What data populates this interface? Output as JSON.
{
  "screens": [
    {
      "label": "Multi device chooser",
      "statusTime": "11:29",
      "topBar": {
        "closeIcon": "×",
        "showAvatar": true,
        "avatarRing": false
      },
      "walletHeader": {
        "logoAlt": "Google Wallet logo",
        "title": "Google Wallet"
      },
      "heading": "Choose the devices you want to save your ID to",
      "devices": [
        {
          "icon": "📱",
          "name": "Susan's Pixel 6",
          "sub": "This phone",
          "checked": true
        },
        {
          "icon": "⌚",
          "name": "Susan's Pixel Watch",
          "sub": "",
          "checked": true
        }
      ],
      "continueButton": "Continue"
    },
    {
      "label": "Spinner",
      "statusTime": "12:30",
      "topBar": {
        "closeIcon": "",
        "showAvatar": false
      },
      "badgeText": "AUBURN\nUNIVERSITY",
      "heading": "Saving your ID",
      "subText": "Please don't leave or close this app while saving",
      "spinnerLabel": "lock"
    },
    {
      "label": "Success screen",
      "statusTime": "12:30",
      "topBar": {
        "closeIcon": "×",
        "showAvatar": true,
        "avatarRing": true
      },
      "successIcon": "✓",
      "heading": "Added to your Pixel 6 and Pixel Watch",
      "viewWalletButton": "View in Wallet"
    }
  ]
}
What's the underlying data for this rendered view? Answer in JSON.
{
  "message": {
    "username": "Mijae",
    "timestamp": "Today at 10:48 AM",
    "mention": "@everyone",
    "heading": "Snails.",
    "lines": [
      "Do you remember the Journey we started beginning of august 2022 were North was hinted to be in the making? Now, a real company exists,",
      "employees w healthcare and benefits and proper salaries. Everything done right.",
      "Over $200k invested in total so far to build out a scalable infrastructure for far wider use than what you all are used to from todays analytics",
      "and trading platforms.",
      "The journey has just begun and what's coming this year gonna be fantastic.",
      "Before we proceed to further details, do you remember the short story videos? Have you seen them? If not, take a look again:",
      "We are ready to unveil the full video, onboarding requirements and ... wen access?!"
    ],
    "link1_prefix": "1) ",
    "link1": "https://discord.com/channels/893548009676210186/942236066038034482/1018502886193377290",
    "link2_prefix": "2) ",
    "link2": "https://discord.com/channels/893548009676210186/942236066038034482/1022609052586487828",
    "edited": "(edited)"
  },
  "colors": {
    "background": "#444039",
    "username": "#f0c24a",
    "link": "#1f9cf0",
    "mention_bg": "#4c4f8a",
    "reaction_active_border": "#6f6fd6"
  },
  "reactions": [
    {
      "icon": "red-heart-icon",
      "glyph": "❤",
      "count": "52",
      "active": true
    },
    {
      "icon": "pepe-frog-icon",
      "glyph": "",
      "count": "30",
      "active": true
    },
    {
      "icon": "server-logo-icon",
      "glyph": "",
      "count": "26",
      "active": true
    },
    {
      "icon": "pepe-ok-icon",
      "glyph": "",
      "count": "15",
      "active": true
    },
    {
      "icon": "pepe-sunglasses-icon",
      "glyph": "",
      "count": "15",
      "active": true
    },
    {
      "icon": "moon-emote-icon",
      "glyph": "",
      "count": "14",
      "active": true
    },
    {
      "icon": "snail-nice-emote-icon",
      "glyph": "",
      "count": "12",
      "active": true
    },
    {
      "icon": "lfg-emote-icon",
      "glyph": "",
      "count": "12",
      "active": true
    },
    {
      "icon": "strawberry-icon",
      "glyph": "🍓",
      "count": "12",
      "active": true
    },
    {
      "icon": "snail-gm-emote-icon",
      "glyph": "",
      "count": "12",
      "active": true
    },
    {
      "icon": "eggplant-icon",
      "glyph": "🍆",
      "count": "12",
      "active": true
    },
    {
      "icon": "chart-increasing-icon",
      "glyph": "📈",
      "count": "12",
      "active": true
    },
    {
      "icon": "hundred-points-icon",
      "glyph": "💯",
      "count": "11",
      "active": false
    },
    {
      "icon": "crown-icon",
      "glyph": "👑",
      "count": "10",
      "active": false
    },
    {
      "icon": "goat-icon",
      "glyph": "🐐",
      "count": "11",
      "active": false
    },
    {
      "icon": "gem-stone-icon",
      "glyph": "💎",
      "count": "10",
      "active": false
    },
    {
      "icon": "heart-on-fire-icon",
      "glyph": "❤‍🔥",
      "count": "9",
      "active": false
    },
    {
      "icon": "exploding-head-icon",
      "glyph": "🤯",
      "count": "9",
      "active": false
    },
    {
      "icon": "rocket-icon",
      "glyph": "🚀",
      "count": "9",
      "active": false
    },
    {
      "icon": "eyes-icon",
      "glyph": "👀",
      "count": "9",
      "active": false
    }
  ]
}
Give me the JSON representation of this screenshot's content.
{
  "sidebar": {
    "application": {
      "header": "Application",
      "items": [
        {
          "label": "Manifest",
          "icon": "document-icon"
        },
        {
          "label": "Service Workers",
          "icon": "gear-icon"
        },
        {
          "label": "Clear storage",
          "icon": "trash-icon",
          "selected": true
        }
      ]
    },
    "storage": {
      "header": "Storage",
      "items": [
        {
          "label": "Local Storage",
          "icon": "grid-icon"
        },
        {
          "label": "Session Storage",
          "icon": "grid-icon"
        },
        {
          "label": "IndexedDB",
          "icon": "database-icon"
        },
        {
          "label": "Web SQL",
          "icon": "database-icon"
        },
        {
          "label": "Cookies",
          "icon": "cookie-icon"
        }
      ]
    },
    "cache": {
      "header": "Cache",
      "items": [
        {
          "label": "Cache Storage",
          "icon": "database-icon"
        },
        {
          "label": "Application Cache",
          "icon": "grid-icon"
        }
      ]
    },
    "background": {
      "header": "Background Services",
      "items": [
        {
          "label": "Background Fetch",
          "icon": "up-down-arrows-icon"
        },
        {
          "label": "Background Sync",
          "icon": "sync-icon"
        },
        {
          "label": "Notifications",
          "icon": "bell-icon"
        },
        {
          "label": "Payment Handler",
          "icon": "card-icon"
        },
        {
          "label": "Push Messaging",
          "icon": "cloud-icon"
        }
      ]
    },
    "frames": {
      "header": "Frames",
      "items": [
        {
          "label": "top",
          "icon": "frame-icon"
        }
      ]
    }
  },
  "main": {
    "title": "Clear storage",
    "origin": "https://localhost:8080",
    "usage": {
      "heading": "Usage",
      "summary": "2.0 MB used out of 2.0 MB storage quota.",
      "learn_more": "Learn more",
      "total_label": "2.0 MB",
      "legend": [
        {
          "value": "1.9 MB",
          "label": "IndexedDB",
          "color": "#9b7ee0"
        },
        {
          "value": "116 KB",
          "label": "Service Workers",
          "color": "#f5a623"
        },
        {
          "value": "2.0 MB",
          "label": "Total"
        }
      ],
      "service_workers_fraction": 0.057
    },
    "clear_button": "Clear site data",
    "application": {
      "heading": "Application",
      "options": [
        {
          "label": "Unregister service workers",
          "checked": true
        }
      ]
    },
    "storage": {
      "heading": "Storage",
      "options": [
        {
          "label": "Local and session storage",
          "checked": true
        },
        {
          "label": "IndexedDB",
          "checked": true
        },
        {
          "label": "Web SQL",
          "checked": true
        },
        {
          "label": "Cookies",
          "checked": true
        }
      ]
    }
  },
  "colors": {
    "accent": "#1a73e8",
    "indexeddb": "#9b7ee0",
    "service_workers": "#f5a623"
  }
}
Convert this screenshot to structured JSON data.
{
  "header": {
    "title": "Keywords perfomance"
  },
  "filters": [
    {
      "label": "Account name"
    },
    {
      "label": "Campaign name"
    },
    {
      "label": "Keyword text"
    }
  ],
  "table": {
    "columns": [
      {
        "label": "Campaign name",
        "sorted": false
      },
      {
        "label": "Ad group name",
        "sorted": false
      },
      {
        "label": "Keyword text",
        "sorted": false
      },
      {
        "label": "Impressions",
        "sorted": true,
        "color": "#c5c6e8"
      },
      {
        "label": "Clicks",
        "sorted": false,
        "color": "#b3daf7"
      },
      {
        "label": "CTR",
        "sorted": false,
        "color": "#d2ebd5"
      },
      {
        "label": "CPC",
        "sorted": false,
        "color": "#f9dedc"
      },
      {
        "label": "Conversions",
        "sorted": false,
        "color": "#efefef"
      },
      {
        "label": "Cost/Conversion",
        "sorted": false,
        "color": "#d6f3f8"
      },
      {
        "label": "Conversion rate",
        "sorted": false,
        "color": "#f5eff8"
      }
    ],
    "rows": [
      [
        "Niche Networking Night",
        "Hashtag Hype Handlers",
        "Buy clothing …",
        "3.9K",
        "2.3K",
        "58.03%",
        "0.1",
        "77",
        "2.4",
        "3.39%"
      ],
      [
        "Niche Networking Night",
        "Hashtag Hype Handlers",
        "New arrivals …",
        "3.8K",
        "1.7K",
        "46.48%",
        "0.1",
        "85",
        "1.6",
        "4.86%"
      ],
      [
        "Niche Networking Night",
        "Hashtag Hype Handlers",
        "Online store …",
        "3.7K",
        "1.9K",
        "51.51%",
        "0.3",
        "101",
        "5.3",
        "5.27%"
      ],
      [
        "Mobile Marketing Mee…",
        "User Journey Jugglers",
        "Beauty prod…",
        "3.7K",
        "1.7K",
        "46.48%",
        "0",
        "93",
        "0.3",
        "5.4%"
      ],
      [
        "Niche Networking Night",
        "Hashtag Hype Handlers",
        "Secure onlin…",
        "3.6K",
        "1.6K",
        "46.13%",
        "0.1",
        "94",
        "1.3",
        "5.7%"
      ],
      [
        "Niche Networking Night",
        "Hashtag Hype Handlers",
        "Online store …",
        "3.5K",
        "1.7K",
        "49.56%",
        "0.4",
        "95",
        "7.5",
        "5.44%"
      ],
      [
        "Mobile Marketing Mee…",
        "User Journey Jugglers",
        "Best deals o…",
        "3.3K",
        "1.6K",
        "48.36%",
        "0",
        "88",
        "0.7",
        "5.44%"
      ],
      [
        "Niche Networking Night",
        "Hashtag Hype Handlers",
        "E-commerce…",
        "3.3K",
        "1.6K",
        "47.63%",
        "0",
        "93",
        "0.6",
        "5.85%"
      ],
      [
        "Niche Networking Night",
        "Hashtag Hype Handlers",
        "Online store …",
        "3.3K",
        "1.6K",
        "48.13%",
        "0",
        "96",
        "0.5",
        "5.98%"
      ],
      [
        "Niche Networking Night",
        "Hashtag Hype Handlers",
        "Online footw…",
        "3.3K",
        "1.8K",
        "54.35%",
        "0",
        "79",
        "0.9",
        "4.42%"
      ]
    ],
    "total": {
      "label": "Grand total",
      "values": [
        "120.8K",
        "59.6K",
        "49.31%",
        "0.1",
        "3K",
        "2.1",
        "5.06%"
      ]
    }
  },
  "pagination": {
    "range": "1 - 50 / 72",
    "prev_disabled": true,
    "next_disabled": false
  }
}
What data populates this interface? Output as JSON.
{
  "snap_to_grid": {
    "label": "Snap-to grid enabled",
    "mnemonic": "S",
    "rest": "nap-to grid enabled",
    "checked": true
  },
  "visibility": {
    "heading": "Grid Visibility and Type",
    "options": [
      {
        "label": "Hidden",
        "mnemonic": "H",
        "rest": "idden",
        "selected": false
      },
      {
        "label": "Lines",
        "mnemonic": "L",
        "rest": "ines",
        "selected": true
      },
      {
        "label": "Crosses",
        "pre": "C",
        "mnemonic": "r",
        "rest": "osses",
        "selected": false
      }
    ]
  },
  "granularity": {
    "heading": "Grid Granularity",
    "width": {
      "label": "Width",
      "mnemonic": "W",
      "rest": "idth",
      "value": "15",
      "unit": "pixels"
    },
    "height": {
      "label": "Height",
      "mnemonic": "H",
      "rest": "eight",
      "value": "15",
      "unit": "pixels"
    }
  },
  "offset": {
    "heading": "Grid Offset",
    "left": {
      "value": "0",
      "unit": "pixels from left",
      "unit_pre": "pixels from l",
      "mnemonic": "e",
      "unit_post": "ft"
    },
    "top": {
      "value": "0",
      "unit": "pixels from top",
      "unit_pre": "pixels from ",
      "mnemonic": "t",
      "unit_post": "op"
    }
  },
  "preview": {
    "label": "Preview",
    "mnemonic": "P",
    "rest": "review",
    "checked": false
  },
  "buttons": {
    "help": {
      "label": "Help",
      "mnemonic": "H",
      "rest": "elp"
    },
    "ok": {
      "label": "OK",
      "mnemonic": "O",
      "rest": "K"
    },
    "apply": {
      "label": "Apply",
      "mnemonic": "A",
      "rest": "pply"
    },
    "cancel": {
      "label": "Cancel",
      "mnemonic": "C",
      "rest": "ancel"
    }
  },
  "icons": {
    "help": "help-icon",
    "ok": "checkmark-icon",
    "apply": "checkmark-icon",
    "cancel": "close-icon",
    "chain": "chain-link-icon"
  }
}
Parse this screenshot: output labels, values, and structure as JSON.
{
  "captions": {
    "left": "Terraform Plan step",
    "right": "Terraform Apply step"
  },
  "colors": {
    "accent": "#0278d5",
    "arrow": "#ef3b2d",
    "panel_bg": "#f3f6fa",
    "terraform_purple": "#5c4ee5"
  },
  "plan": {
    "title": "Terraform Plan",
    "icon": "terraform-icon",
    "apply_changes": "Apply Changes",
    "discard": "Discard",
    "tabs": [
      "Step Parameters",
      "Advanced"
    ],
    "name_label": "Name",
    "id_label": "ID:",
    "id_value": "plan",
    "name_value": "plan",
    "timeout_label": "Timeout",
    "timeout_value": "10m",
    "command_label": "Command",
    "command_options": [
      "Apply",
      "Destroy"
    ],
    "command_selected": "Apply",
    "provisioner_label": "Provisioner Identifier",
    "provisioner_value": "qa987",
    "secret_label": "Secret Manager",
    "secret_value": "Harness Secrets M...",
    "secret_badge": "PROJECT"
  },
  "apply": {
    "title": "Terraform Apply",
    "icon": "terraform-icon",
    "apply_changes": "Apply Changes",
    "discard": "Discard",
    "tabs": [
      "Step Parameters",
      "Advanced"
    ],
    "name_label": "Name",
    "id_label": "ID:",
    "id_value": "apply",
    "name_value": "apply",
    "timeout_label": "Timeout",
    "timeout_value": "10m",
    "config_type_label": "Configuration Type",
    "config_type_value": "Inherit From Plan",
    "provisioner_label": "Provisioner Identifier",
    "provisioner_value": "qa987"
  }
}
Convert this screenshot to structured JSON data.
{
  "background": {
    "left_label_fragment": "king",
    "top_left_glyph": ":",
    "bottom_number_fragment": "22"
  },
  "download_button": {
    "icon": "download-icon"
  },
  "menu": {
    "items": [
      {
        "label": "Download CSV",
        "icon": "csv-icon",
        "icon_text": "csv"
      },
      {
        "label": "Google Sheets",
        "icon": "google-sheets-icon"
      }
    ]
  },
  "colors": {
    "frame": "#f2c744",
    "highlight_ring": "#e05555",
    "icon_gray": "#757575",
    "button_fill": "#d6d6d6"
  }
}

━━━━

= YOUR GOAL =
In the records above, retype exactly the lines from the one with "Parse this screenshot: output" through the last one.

= SOLUTION FOR THIS PROBLEM =
Parse this screenshot: output labels, values, and structure as JSON.
{
  "captions": {
    "left": "Terraform Plan step",
    "right": "Terraform Apply step"
  },
  "colors": {
    "accent": "#0278d5",
    "arrow": "#ef3b2d",
    "panel_bg": "#f3f6fa",
    "terraform_purple": "#5c4ee5"
  },
  "plan": {
    "title": "Terraform Plan",
    "icon": "terraform-icon",
    "apply_changes": "Apply Changes",
    "discard": "Discard",
    "tabs": [
      "Step Parameters",
      "Advanced"
    ],
    "name_label": "Name",
    "id_label": "ID:",
    "id_value": "plan",
    "name_value": "plan",
    "timeout_label": "Timeout",
    "timeout_value": "10m",
    "command_label": "Command",
    "command_options": [
      "Apply",
      "Destroy"
    ],
    "command_selected": "Apply",
    "provisioner_label": "Provisioner Identifier",
    "provisioner_value": "qa987",
    "secret_label": "Secret Manager",
    "secret_value": "Harness Secrets M...",
    "secret_badge": "PROJECT"
  },
  "apply": {
    "title": "Terraform Apply",
    "icon": "terraform-icon",
    "apply_changes": "Apply Changes",
    "discard": "Discard",
    "tabs": [
      "Step Parameters",
      "Advanced"
    ],
    "name_label": "Name",
    "id_label": "ID:",
    "id_value": "apply",
    "name_value": "apply",
    "timeout_label": "Timeout",
    "timeout_value": "10m",
    "config_type_label": "Configuration Type",
    "config_type_value": "Inherit From Plan",
    "provisioner_label": "Provisioner Identifier",
    "provisioner_value": "qa987"
  }
}
Convert this screenshot to structured JSON data.
{
  "background": {
    "left_label_fragment": "king",
    "top_left_glyph": ":",
    "bottom_number_fragment": "22"
  },
  "download_button": {
    "icon": "download-icon"
  },
  "menu": {
    "items": [
      {
        "label": "Download CSV",
        "icon": "csv-icon",
        "icon_text": "csv"
      },
      {
        "label": "Google Sheets",
        "icon": "google-sheets-icon"
      }
    ]
  },
  "colors": {
    "frame": "#f2c744",
    "highlight_ring": "#e05555",
    "icon_gray": "#757575",
    "button_fill": "#d6d6d6"
  }
}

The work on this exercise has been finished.